Further work has seen the footpath extended to allow easy access to Alice Liddell’s memorial behind the church.

RTI Recording

During July 2019, Archaeovision undertook a Reflectance Transformation Imaging (RTI) survey of the 43 headstones that were removed from the old path as well as another 37 headstones and other engraved stones recovered from the ditch running parallel to the footpath. The 80 headstones were all photographed and processed to reveal the inscriptions and identify some of the lost names and families originally buried in St Michael’s.

Some of the highlights are included in the images above.

You can read a low resolution version of the report here: Lyndhurst RTI Report (warning still large file size 10Mb) or you can request a high resolution version from the New Forest National Park Authority or New Forest Heritage Centre Library.

Alternatively all of the photography results from RTI work undertaken in the graveyard along with the transcriptions can be found hereLyndhurst St Michaels & All Angels RTI

All of the results will be inputted into the spreadsheet of monuments in St Michael’s and All Angels allowing the public to find out who is buried in the churchyard.

Further Work and Information

Three of the monuments in the churchyard are listed and are dealt with as Listed Buildings.

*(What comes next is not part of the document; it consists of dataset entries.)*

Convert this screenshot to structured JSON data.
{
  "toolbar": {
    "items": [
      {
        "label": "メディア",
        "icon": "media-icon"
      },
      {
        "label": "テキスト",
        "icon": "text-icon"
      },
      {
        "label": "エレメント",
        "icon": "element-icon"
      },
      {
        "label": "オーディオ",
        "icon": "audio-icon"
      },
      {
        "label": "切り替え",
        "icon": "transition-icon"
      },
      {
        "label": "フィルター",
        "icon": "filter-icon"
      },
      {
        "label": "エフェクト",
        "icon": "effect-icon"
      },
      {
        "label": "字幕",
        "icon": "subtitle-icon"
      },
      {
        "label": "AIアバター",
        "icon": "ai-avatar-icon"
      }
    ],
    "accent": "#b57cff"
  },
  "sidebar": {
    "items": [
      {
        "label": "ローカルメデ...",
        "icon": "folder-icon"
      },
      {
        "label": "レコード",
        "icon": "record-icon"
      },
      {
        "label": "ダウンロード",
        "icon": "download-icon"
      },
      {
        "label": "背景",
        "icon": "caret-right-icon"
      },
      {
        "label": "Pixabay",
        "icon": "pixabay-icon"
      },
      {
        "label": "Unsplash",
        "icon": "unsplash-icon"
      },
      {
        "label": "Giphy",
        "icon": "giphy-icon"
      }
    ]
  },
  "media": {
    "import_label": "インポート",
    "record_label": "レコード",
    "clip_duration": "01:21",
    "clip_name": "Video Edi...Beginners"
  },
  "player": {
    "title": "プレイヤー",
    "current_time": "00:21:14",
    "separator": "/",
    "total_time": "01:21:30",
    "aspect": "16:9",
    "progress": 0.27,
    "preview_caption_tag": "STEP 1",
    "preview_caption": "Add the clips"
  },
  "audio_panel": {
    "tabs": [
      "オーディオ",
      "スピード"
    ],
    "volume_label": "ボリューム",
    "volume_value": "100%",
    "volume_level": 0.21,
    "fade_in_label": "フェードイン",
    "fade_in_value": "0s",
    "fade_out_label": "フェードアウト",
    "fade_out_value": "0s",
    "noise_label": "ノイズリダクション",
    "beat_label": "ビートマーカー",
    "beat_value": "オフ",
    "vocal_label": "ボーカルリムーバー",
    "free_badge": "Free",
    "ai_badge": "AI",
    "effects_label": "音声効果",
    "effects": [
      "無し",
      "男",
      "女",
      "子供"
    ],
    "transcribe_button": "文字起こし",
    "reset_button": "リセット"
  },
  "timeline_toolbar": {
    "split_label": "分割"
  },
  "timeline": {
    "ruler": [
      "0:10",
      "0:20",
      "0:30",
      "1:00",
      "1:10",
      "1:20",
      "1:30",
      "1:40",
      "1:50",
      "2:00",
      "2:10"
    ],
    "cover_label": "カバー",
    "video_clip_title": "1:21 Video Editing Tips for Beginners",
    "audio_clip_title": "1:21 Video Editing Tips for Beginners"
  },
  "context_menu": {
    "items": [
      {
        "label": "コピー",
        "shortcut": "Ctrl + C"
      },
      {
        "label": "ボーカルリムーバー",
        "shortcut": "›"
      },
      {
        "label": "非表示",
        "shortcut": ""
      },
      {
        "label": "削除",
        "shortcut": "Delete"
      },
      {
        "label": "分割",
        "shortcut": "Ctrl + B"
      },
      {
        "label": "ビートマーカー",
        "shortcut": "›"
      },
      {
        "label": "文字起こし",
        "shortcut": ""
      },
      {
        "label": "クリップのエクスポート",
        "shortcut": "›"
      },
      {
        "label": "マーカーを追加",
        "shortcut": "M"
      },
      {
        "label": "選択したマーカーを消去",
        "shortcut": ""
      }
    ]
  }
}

These were recently repaired as part of National Lottery Heritage Funding managed by the New Forest National Park and have been removed from the Historic England Buildings at Risk register.

You can find out more about the St Michael’s & All Angels via one of the New Forest History Hit Films

 

St Michael & All Angels Church Lyndhurst: Churchyard Improving Access Project

Is part funded by the European Agricultural Fund for Rural Development

 

Leader LogoEU LogoNew Forest Leader - Local Action Group Logo

Example of one of the Graves following RTI

Grave LSMAA171

Here lieth the body of Charles Newbolt who Departed this life on the 20 day of August 1745 Aged 65 years

Also Catherine the wife of John H who died The 7th day of October 1766 Aged 70 years